Gephardt, who said he believes he'll win the Democratic nomination, said on "Crossfire" that he does not believe endorsements will play much of a role in Iowa. (Gephardt talks 'jobs' to workers)
Dick Gephardt speaks during a rally at the United Auto Workers Local 807 union hall Saturday in Burlington, Iowa.
"I'm looking for one endorsement: the endorsement of the Democratic voters here in Iowa.

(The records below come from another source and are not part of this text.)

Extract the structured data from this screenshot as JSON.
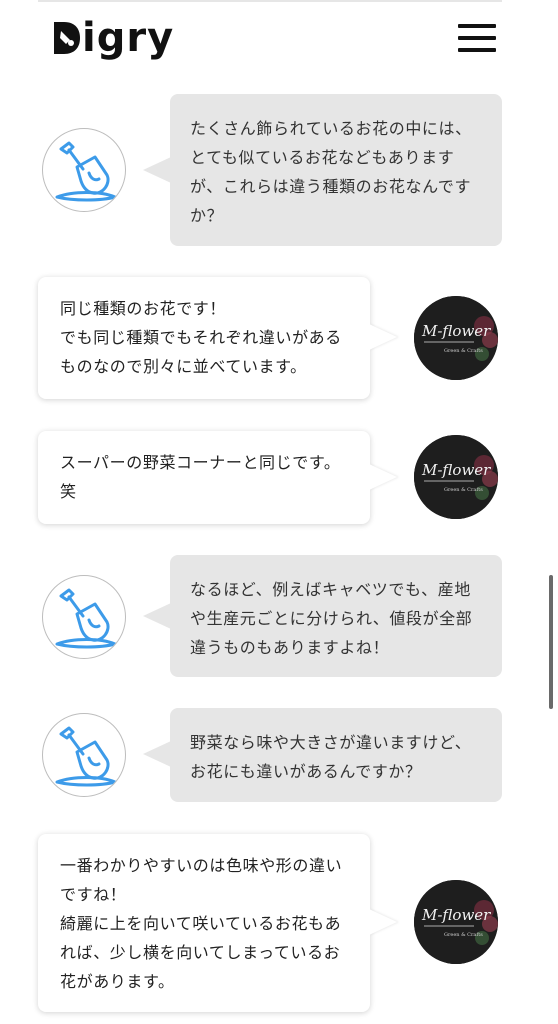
{
  "header": {
    "logo_text": "igry",
    "menu_icon": "hamburger-menu-icon"
  },
  "colors": {
    "user_bubble": "#e6e6e6",
    "shop_bubble": "#ffffff",
    "user_icon_blue": "#3d9be9"
  },
  "shop_avatar": {
    "logo_text": "M-flower",
    "tagline": "Green & Crafts"
  },
  "messages": [
    {
      "speaker": "user",
      "text": "たくさん飾られているお花の中には、\nとても似ているお花などもありますが、これらは違う種類のお花なんですか？"
    },
    {
      "speaker": "shop",
      "text": "同じ種類のお花です！\nでも同じ種類でもそれぞれ違いがあるものなので別々に並べています。"
    },
    {
      "speaker": "shop",
      "text": "スーパーの野菜コーナーと同じです。笑"
    },
    {
      "speaker": "user",
      "text": "なるほど、例えばキャベツでも、産地や生産元ごとに分けられ、値段が全部違うものもありますよね！"
    },
    {
      "speaker": "user",
      "text": "野菜なら味や大きさが違いますけど、お花にも違いがあるんですか？"
    },
    {
      "speaker": "shop",
      "text": "一番わかりやすいのは色味や形の違いですね！\n綺麗に上を向いて咲いているお花もあれば、少し横を向いてしまっているお花があります。"
    }
  ]
}
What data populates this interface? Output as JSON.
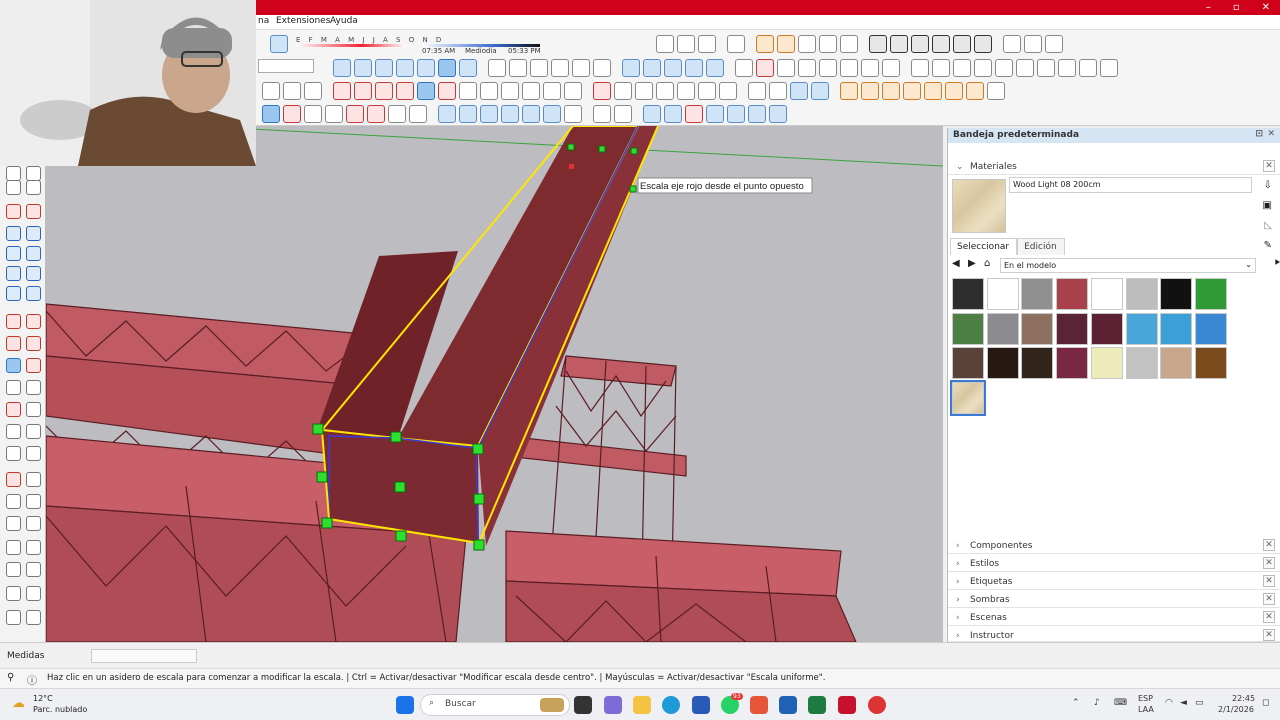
{
  "menu": {
    "item_na": "na",
    "extensions": "Extensiones",
    "help": "Ayuda"
  },
  "shadows": {
    "months": "E F M A M J J A S O N D",
    "time_start": "07:35 AM",
    "mid": "Mediodía",
    "time_end": "05:33 PM"
  },
  "tooltip": "Escala eje rojo desde el punto opuesto",
  "tray": {
    "title": "Bandeja predeterminada",
    "materials_header": "Materiales",
    "material_name": "Wood Light 08 200cm",
    "tab_select": "Seleccionar",
    "tab_edit": "Edición",
    "collection": "En el modelo",
    "swatch_colors": [
      "#2e2e2e",
      "#ffffff",
      "#8f8f8f",
      "#a8414b",
      "#ffffff",
      "#bdbdbd",
      "#111111",
      "#2f9a36",
      "#4e7f45",
      "#8c8b90",
      "#8e7060",
      "#5a2436",
      "#5c2132",
      "#4aa6da",
      "#3c9fd8",
      "#3a87d3",
      "#5a4238",
      "#271812",
      "#31241a",
      "#7a2744",
      "#ecebb9",
      "#c2c2c2",
      "#c7a68b",
      "#7b4a1d",
      "#e1d3b3"
    ],
    "panels": [
      "Componentes",
      "Estilos",
      "Etiquetas",
      "Sombras",
      "Escenas",
      "Instructor"
    ]
  },
  "status": {
    "measures_label": "Medidas",
    "hint": "Haz clic en un asidero de escala para comenzar a modificar la escala. | Ctrl = Activar/desactivar \"Modificar escala desde centro\". | Mayúsculas = Activar/desactivar \"Escala uniforme\"."
  },
  "taskbar": {
    "weather_temp": "12°C",
    "weather_desc": "Parc. nublado",
    "search": "Buscar",
    "badge": "93",
    "lang1": "ESP",
    "lang2": "LAA",
    "time": "22:45",
    "date": "2/1/2026"
  },
  "colors": {
    "accent_red": "#d0021b",
    "beam": "#7d2b2f",
    "truss": "#b5505a",
    "selection": "#ffe600",
    "grip": "#22dd22"
  }
}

And I think I'm going to get it," he said.
At all their campaign stops, the candidates addressed crowds that want to see President Bush out of office.

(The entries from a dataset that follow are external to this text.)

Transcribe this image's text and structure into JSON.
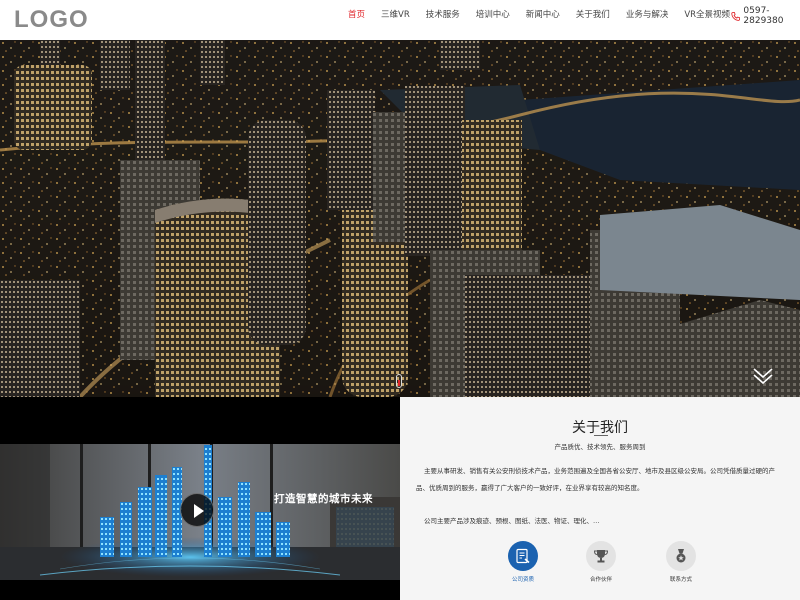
{
  "header": {
    "logo": "LOGO",
    "nav": [
      {
        "label": "首页",
        "active": true
      },
      {
        "label": "三维VR",
        "active": false
      },
      {
        "label": "技术服务",
        "active": false
      },
      {
        "label": "培训中心",
        "active": false
      },
      {
        "label": "新闻中心",
        "active": false
      },
      {
        "label": "关于我们",
        "active": false
      },
      {
        "label": "业务与解决",
        "active": false
      },
      {
        "label": "VR全景视频",
        "active": false
      }
    ],
    "phone": "0597-2829380",
    "phone_icon": "phone-icon"
  },
  "hero": {
    "scroll_icon": "chevron-down-icon",
    "slider_icon": "slider-indicator"
  },
  "video": {
    "title": "打造智慧的城市未来",
    "play_icon": "play-icon"
  },
  "about": {
    "title": "关于我们",
    "subtitle": "产品质优、技术领先、服务周到",
    "paragraph1": "主要从事研发、销售有关公安刑侦技术产品，业务范围遍及全国各省公安厅、地市及县区级公安局。公司凭借质量过硬的产品、优质周到的服务，赢得了广大客户的一致好评，在业界享有较高的知名度。",
    "paragraph2": "公司主要产品涉及痕迹、预根、图纸、法医、物证、理化、…",
    "icons": [
      {
        "label": "公司资质",
        "icon": "certificate-icon"
      },
      {
        "label": "合作伙伴",
        "icon": "trophy-icon"
      },
      {
        "label": "联系方式",
        "icon": "medal-icon"
      }
    ],
    "colors": {
      "accent": "#1b62b0",
      "active_nav": "#e0262b"
    }
  }
}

Each presented himself as the only candidate who could beat Bush in November.
Edwards, emphasizing his own southern accent, called himself "the guy who can beat George Bush everywhere in America, in the North, in the West, in the Midwest and, talkin' like this, in the South!" (Edwards buoyed by gains)

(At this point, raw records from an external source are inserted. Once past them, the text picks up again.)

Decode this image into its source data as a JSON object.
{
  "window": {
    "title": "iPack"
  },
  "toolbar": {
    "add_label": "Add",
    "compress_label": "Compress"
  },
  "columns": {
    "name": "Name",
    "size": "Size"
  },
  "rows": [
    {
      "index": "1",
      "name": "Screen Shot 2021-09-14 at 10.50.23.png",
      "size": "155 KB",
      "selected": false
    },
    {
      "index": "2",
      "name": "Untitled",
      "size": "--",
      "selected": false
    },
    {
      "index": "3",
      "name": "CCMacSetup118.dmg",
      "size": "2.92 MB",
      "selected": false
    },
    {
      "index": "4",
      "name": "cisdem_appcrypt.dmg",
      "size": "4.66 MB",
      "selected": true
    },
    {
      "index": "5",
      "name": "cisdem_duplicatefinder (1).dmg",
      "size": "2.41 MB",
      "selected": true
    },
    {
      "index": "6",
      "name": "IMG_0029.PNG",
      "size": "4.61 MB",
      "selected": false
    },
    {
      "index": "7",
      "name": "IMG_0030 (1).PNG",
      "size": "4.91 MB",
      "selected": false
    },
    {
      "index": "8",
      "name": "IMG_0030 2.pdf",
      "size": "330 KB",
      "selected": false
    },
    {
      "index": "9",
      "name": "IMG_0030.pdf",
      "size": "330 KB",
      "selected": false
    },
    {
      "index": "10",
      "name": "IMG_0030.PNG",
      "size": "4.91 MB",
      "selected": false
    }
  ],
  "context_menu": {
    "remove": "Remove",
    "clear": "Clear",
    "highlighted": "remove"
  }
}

Dean, meanwhile, said, "We can't beat George Bush by being Bush light" and said his campaign will reach out to the huge numbers of Americans who no longer vote.
Sen. Tom Harkin, Iowa's most senior Democrat, who awarded his hotly sought endorsement to Dean one week ago, called his favored candidate "the Harry Truman of our time." (Harkin endorsement)
Bush-Cheney in primary states
John Kerry addresses the crowd during a town hall meeting in Davenport, Iowa, Saturday.
The Bush-Cheney re-election campaign will send a high-profile team of surrogates to both Iowa and New Hampshire in the coming days to train and motivate Republican activists and to "show the flag" in states in which the Democratic presidential race has dominated political debate -- and news media coverage.
Among those headed to Iowa this weekend: former New York City Mayor Rudy Giuliani, House Majority Leader Tom DeLay and Senate Majority Leader Bill Frist.
Bush-Cheney campaign chief Marc Racicot, campaign manager Ken Mehlman, Republican National Committee Chairman Ed Gillespie, White House political adviser Mary Matalin, Colorado Gov. Bill Owens, Sen. Rick Santorum of Pennsylvania, Ohio Rep. Rob Portman and Bush-Cheney campaign operative Ralph Reed also are on tap to travel to Iowa.
Campaign spokesman Terry Holt said the group will take part in training sessions and pep rallies with Republican activists as well as media interviews to "show the flag" at a time most of the attention is on the Democrats.
From Sunday through Tuesday, the Bush-Cheney surrogates are scheduled to take part in 80 local talk-radio programs in Iowa.
John Edwards shakes the hand of a supporter after giving a speech at his headquarters in Des Moines, Iowa.
• The Bush administration lacks a connection with working Americans as shown by its policies, Rep. Michael Michaud said Saturday in the Democrats' weekly radio address. Michaud pointed out a lack of job growth, President Bush's tax cuts and what he characterized as a flawed Medicare prescription drug plan. (Full story)
• President Bush promised new measures to promote jobs and business growth Saturday and promoted his trillion-dollar tax cuts in what amounted to a State of the Union preview. "Tax relief has helped turn our economy around," Bush said in his weekly radio address. "Our economy grew at its fastest pace in two decades in the third quarter of 2003. Manufacturers are seeing a rebound in new orders in factory activity. And more than a quarter-million new jobs have been created since August." (Full story)
CNN's John King, Kelly Wallace, Dan Lothian, Bob Franken, Judy Woodruff, Candy Crowley, Deirdre Walsh, Kevin Bohn, Phil Hirschkorn, John Mercurio, Suzanne Malveaux, Dana Bash and Bill Schneider contributed to this report.